_TASK_
Return the data. Every word must match.

━━━━━━━━━━

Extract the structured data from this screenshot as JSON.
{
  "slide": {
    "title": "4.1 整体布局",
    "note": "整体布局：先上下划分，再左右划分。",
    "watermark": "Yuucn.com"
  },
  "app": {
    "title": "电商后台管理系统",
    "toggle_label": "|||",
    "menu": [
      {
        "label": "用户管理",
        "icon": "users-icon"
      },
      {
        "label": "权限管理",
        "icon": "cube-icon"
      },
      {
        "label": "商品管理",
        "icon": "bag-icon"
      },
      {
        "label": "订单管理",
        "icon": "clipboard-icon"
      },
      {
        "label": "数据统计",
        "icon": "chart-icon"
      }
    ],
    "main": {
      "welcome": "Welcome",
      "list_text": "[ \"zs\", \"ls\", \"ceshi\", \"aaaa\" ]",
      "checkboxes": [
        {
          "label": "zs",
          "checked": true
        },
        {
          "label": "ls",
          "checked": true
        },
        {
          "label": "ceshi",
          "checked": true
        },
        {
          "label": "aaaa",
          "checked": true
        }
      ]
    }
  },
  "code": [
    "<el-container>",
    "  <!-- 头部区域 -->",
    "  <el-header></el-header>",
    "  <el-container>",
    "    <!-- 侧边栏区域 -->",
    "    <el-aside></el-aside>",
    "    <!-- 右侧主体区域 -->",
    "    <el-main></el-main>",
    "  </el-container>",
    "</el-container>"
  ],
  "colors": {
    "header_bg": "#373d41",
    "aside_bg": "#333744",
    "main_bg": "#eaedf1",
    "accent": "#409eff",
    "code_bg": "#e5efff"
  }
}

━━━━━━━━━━

_SOLVED EXERCISE_
Extract the structured data from this screenshot as JSON.
{
  "slide": {
    "title": "4.1 整体布局",
    "note": "整体布局：先上下划分，再左右划分。",
    "watermark": "Yuucn.com"
  },
  "app": {
    "title": "电商后台管理系统",
    "toggle_label": "|||",
    "menu": [
      {
        "label": "用户管理",
        "icon": "users-icon"
      },
      {
        "label": "权限管理",
        "icon": "cube-icon"
      },
      {
        "label": "商品管理",
        "icon": "bag-icon"
      },
      {
        "label": "订单管理",
        "icon": "clipboard-icon"
      },
      {
        "label": "数据统计",
        "icon": "chart-icon"
      }
    ],
    "main": {
      "welcome": "Welcome",
      "list_text": "[ \"zs\", \"ls\", \"ceshi\", \"aaaa\" ]",
      "checkboxes": [
        {
          "label": "zs",
          "checked": true
        },
        {
          "label": "ls",
          "checked": true
        },
        {
          "label": "ceshi",
          "checked": true
        },
        {
          "label": "aaaa",
          "checked": true
        }
      ]
    }
  },
  "code": [
    "<el-container>",
    "  <!-- 头部区域 -->",
    "  <el-header></el-header>",
    "  <el-container>",
    "    <!-- 侧边栏区域 -->",
    "    <el-aside></el-aside>",
    "    <!-- 右侧主体区域 -->",
    "    <el-main></el-main>",
    "  </el-container>",
    "</el-container>"
  ],
  "colors": {
    "header_bg": "#373d41",
    "aside_bg": "#333744",
    "main_bg": "#eaedf1",
    "accent": "#409eff",
    "code_bg": "#e5efff"
  }
}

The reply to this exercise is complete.